For those who have perfected for decades the mantra of cheaper and faster construction, the new panoply of requirements may cause consternation and seem entirely unattainable, at least for a reasonable cost. But the alternative, ever larger insurance claims from ever bigger losses is no practical or sustainable alternative, certainly not one that complies with the two major tenets of resiliency: To withstand or at least to quickly "spring back".
Florida waterfront house following FEMA standards with elevated habitable spaces.
Resilience forces us to take a broader view and the internalization of some of the cost previously seen as external (such as insurance claims). To stay competitive in the marketplace, buildings have to not only comply with codes and regulations, they have to be insurable and desirable to its users.
To this end the requirements of resilience may take a similar path as accessibility requirements.
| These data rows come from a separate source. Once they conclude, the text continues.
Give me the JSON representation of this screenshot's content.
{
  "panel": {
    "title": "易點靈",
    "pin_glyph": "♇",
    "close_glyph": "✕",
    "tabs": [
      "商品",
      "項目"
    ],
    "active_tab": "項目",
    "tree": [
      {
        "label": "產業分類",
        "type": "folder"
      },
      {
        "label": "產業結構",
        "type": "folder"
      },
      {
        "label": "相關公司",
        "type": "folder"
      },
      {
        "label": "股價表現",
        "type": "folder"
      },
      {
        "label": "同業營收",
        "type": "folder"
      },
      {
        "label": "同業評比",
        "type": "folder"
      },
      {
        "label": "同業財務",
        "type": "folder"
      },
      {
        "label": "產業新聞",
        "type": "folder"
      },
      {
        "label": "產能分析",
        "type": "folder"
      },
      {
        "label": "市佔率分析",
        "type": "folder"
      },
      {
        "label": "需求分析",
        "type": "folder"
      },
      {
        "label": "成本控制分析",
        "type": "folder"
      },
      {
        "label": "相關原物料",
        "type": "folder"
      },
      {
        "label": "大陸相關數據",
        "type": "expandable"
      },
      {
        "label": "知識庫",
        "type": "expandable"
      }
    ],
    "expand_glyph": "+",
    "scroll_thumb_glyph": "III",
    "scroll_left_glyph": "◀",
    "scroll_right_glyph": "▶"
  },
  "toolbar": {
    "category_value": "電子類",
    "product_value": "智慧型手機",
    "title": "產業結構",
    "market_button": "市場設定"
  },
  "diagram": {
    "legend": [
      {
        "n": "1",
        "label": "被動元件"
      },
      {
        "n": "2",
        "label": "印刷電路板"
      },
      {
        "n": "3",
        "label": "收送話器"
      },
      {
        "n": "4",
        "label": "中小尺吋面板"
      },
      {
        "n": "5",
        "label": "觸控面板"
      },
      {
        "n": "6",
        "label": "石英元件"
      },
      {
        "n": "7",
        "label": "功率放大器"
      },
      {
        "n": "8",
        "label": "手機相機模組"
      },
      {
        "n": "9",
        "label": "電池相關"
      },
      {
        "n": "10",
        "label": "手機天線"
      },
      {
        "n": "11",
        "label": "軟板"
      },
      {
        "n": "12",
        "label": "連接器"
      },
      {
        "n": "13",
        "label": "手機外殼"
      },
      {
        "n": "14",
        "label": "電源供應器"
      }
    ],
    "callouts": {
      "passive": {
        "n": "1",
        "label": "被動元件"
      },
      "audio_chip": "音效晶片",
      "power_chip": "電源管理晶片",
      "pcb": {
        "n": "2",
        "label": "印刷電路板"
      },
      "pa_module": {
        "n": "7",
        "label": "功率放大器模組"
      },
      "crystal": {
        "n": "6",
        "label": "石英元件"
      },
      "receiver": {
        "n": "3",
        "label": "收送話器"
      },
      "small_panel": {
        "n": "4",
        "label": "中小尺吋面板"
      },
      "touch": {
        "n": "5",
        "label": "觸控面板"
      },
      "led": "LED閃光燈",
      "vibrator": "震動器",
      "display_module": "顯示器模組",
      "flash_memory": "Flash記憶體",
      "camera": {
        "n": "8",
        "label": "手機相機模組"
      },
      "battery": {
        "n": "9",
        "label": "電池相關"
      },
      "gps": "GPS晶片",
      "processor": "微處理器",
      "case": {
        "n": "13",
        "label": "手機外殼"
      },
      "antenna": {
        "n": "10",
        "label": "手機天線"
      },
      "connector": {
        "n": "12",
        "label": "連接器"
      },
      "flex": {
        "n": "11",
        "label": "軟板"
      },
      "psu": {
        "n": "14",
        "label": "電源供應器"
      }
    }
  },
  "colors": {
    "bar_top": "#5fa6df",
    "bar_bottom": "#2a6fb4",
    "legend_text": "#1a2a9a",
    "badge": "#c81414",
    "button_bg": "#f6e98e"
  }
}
Is architecture and appearance affected by resilience? The strongest influence likely comes from flood resiliency. The requirement to elevate active first floors above the base flood levels plus freeboard has already required some balancing between pedestrian experience and resilience at new waterfront highrises in Baltimore.
Floridians call the new waterfront homes on stilts "Fema boxes" and flood resilient new subway entrances in New York require various humps and ramps. Fire breaks around cabins and secluded houses in the woods may make them a bit less romantic but overall, the resilience should barely affect the appearance of buildings or the quality of urban spaces.
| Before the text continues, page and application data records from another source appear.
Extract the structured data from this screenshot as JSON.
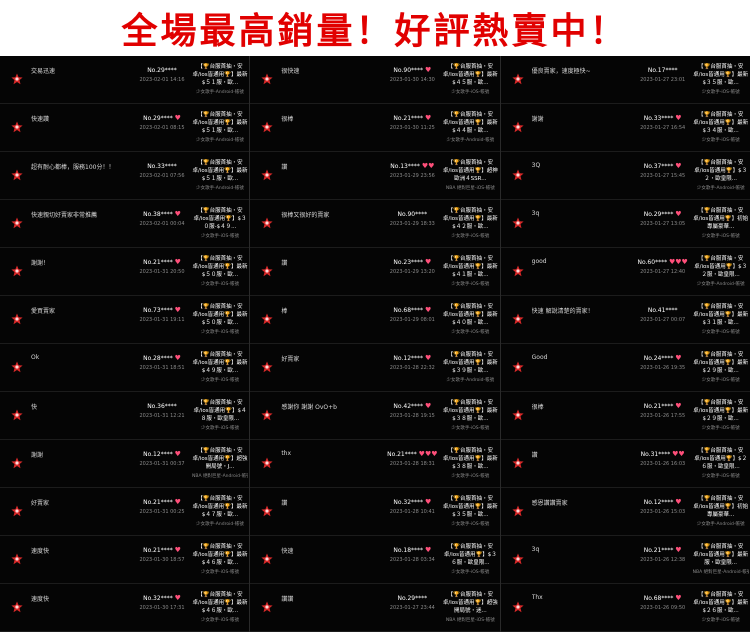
{
  "banner": {
    "title": "全場最高銷量！好評熱賣中！"
  },
  "colors": {
    "background": "#050505",
    "banner_text": "#e10000",
    "heart": "#ff4f7a",
    "marker": "#d82828"
  },
  "icons": {
    "row_marker": "red-star-badge-icon",
    "buyer_heart": "heart-icon"
  },
  "columns": [
    {
      "rows": [
        {
          "comment": "交易迅速",
          "buyer": "No.29****",
          "hearts": "",
          "date": "2023-02-01 14:16",
          "product": "【🏆台服首抽・安卓/ios皆通用🏆】最新$５１服・歐...",
          "category": "少女歌手-Android-帳號"
        },
        {
          "comment": "快速讚",
          "buyer": "No.29****",
          "hearts": "♥",
          "date": "2023-02-01 08:15",
          "product": "【🏆台服首抽・安卓/ios皆通用🏆】最新$５１服・歐...",
          "category": "少女歌手-Android-帳號"
        },
        {
          "comment": "超有耐心都棒，服務100分！！",
          "buyer": "No.33****",
          "hearts": "",
          "date": "2023-02-01 07:56",
          "product": "【🏆台服首抽・安卓/ios皆通用🏆】最新$５１服・歐...",
          "category": "少女歌手-Android-帳號"
        },
        {
          "comment": "快速親切好賣家非常推薦",
          "buyer": "No.38****",
          "hearts": "♥",
          "date": "2023-02-01 00:04",
          "product": "【🏆台服首抽・安卓/ios皆通用🏆】$３０服-$４９...",
          "category": "少女歌手-iOS-帳號"
        },
        {
          "comment": "謝謝！",
          "buyer": "No.21****",
          "hearts": "♥",
          "date": "2023-01-31 20:50",
          "product": "【🏆台服首抽・安卓/ios皆通用🏆】最新$５０服・歐...",
          "category": "少女歌手-iOS-帳號"
        },
        {
          "comment": "愛買賣家",
          "buyer": "No.73****",
          "hearts": "♥",
          "date": "2023-01-31 19:11",
          "product": "【🏆台服首抽・安卓/ios皆通用🏆】最新$５０服・歐...",
          "category": "少女歌手-iOS-帳號"
        },
        {
          "comment": "Ok",
          "buyer": "No.28****",
          "hearts": "♥",
          "date": "2023-01-31 18:51",
          "product": "【🏆台服首抽・安卓/ios皆通用🏆】最新$４９服・歐...",
          "category": "少女歌手-iOS-帳號"
        },
        {
          "comment": "快",
          "buyer": "No.36****",
          "hearts": "",
          "date": "2023-01-31 12:21",
          "product": "【🏆台服首抽・安卓/ios皆通用🏆】$４８服・歐皇限...",
          "category": "少女歌手-iOS-帳號"
        },
        {
          "comment": "謝謝",
          "buyer": "No.12****",
          "hearts": "♥",
          "date": "2023-01-31 00:37",
          "product": "【🏆台服首抽・安卓/ios皆通用🏆】超強開局號・J...",
          "category": "NBA 絕對巨星-Android-帳號"
        },
        {
          "comment": "好賣家",
          "buyer": "No.21****",
          "hearts": "♥",
          "date": "2023-01-31 00:25",
          "product": "【🏆台服首抽・安卓/ios皆通用🏆】最新$４７服・歐...",
          "category": "少女歌手-Android-帳號"
        },
        {
          "comment": "速度快",
          "buyer": "No.21****",
          "hearts": "♥",
          "date": "2023-01-30 18:57",
          "product": "【🏆台服首抽・安卓/ios皆通用🏆】最新$４６服・歐...",
          "category": "少女歌手-iOS-帳號"
        },
        {
          "comment": "速度快",
          "buyer": "No.32****",
          "hearts": "♥",
          "date": "2023-01-30 17:31",
          "product": "【🏆台服首抽・安卓/ios皆通用🏆】最新$４６服・歐...",
          "category": "少女歌手-iOS-帳號"
        }
      ]
    },
    {
      "rows": [
        {
          "comment": "很快速",
          "buyer": "No.90****",
          "hearts": "♥",
          "date": "2023-01-30 14:30",
          "product": "【🏆台服首抽・安卓/ios皆通用🏆】最新$４５服・歐...",
          "category": "少女歌手-iOS-帳號"
        },
        {
          "comment": "很棒",
          "buyer": "No.21****",
          "hearts": "♥",
          "date": "2023-01-30 11:25",
          "product": "【🏆台服首抽・安卓/ios皆通用🏆】最新$４４服・歐...",
          "category": "少女歌手-Android-帳號"
        },
        {
          "comment": "讚",
          "buyer": "No.13****",
          "hearts": "♥♥",
          "date": "2023-01-29 23:56",
          "product": "【🏆台服首抽・安卓/ios皆通用🏆】超神歐洲４SSR...",
          "category": "NBA 絕對巨星-iOS-帳號"
        },
        {
          "comment": "很棒又很好的賣家",
          "buyer": "No.90****",
          "hearts": "",
          "date": "2023-01-29 18:33",
          "product": "【🏆台服首抽・安卓/ios皆通用🏆】最新$４２服・歐...",
          "category": "少女歌手-iOS-帳號"
        },
        {
          "comment": "讚",
          "buyer": "No.23****",
          "hearts": "♥",
          "date": "2023-01-29 13:20",
          "product": "【🏆台服首抽・安卓/ios皆通用🏆】最新$４１服・歐...",
          "category": "少女歌手-iOS-帳號"
        },
        {
          "comment": "棒",
          "buyer": "No.68****",
          "hearts": "♥",
          "date": "2023-01-29 08:01",
          "product": "【🏆台服首抽・安卓/ios皆通用🏆】最新$４０服・歐...",
          "category": "少女歌手-iOS-帳號"
        },
        {
          "comment": "好賣家",
          "buyer": "No.12****",
          "hearts": "♥",
          "date": "2023-01-28 22:32",
          "product": "【🏆台服首抽・安卓/ios皆通用🏆】最新$３９服・歐...",
          "category": "少女歌手-Android-帳號"
        },
        {
          "comment": "感謝你 謝謝 OvO+b",
          "buyer": "No.42****",
          "hearts": "♥",
          "date": "2023-01-28 19:15",
          "product": "【🏆台服首抽・安卓/ios皆通用🏆】最新$３８服・歐...",
          "category": "少女歌手-iOS-帳號"
        },
        {
          "comment": "thx",
          "buyer": "No.21****",
          "hearts": "♥♥♥",
          "date": "2023-01-28 18:31",
          "product": "【🏆台服首抽・安卓/ios皆通用🏆】最新$３８服・歐...",
          "category": "少女歌手-iOS-帳號"
        },
        {
          "comment": "讚",
          "buyer": "No.32****",
          "hearts": "♥",
          "date": "2023-01-28 10:41",
          "product": "【🏆台服首抽・安卓/ios皆通用🏆】最新$３５服・歐...",
          "category": "少女歌手-iOS-帳號"
        },
        {
          "comment": "快速",
          "buyer": "No.18****",
          "hearts": "♥",
          "date": "2023-01-28 03:34",
          "product": "【🏆台服首抽・安卓/ios皆通用🏆】$３６服・歐皇限...",
          "category": "少女歌手-iOS-帳號"
        },
        {
          "comment": "讚讚",
          "buyer": "No.29****",
          "hearts": "",
          "date": "2023-01-27 23:44",
          "product": "【🏆台服首抽・安卓/ios皆通用🏆】超強開局號・迷...",
          "category": "NBA 絕對巨星-iOS-帳號"
        }
      ]
    },
    {
      "rows": [
        {
          "comment": "優良賣家，速度極快~",
          "buyer": "No.17****",
          "hearts": "",
          "date": "2023-01-27 23:01",
          "product": "【🏆台服首抽・安卓/ios皆通用🏆】最新$３５服・歐...",
          "category": "少女歌手-iOS-帳號"
        },
        {
          "comment": "謝謝",
          "buyer": "No.33****",
          "hearts": "♥",
          "date": "2023-01-27 16:54",
          "product": "【🏆台服首抽・安卓/ios皆通用🏆】最新$３４服・歐...",
          "category": "少女歌手-iOS-帳號"
        },
        {
          "comment": "3Q",
          "buyer": "No.37****",
          "hearts": "♥",
          "date": "2023-01-27 15:45",
          "product": "【🏆台服首抽・安卓/ios皆通用🏆】$３２・歐皇限...",
          "category": "少女歌手-Android-帳號"
        },
        {
          "comment": "3q",
          "buyer": "No.29****",
          "hearts": "♥",
          "date": "2023-01-27 13:05",
          "product": "【🏆台服首抽・安卓/ios皆通用🏆】初始專屬豪華...",
          "category": "少女歌手-iOS-帳號"
        },
        {
          "comment": "good",
          "buyer": "No.60****",
          "hearts": "♥♥♥",
          "date": "2023-01-27 12:40",
          "product": "【🏆台服首抽・安卓/ios皆通用🏆】$３２服・歐皇限...",
          "category": "少女歌手-Android-帳號"
        },
        {
          "comment": "快速 解說清楚的賣家！",
          "buyer": "No.41****",
          "hearts": "",
          "date": "2023-01-27 00:07",
          "product": "【🏆台服首抽・安卓/ios皆通用🏆】最新$３１服・歐...",
          "category": "少女歌手-iOS-帳號"
        },
        {
          "comment": "Good",
          "buyer": "No.24****",
          "hearts": "♥",
          "date": "2023-01-26 19:35",
          "product": "【🏆台服首抽・安卓/ios皆通用🏆】最新$２９服・歐...",
          "category": "少女歌手-iOS-帳號"
        },
        {
          "comment": "很棒",
          "buyer": "No.21****",
          "hearts": "♥",
          "date": "2023-01-26 17:55",
          "product": "【🏆台服首抽・安卓/ios皆通用🏆】最新$２９服・歐...",
          "category": "少女歌手-iOS-帳號"
        },
        {
          "comment": "讚",
          "buyer": "No.31****",
          "hearts": "♥♥",
          "date": "2023-01-26 16:03",
          "product": "【🏆台服首抽・安卓/ios皆通用🏆】$２６服・歐皇限...",
          "category": "少女歌手-iOS-帳號"
        },
        {
          "comment": "感恩讚讚賣家",
          "buyer": "No.12****",
          "hearts": "♥",
          "date": "2023-01-26 15:03",
          "product": "【🏆台服首抽・安卓/ios皆通用🏆】初始專屬豪華...",
          "category": "少女歌手-Android-帳號"
        },
        {
          "comment": "3q",
          "buyer": "No.21****",
          "hearts": "♥",
          "date": "2023-01-26 12:38",
          "product": "【🏆台服首抽・安卓/ios皆通用🏆】最新服・歐皇限...",
          "category": "NBA 絕對巨星-Android-帳號"
        },
        {
          "comment": "Thx",
          "buyer": "No.68****",
          "hearts": "♥",
          "date": "2023-01-26 09:50",
          "product": "【🏆台服首抽・安卓/ios皆通用🏆】最新$２６服・歐...",
          "category": "少女歌手-iOS-帳號"
        }
      ]
    }
  ]
}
After complaining a lot, the building industry eventually incorporated accessibility to the benefit of everybody, not only the disabled or impaired. This may be what will happen with resiliency features.
A somewhat surprising precedent may be cars, not a product usually associated with sustainability or resilience. However, just looking at the product itself, it is obvious how much more resilient today's cars are compared to those of the 1950ies when, when a much smaller number and many less miles traveled produced a much higher toll in traffic fatalities.
In that sense, buildings have a long way to go before they show a comparable improvement in protecting life and withstanding adverse conditions.
But even with resilient buildings and a fortified infrastructure, the country's biggest challenge may still remain: the creation of overall more resilient communities. Modern means of just-in-time production, social segregation, non-redundant street networks, centralized power and IT networks, to name just a few trends, have made the modern society less resilient and more vulnerable than communities were when food, water, electricity and transport were primarily decentralized, local affairs with a high level of redundancy. As observed at the top of this article, resilience is easily subject to scope creep.
Klaus Philipsen, FAIA. Edited by Ben Groff
Federal Disaster Mitigation Act 2000
European Climate Adaptation Platform
FEMA: Safe Room Design
Texas Windstorm Resistant Construction Guide
FEMA: Flood Resistant Materials Requirements
Flood Resistant Construction
Building Construction to Reduce Wildfire Risk
Homebuilders Guide to Seismic Construction
US and International Seismic Codes
FEMA: Earthquake Resistant Design Concepts
Natural Hazards Mitigation
Guide to California Building Standards Code Title 24
Guide to Hurricane Resistant Construction (2005)
Design Loads for Residential Buildings (HUD)
FEMA: How to Prepare for a Wildfire
FEMA Snow Load Guide
Baltimore City: The Disaster Preparedness and Planning Project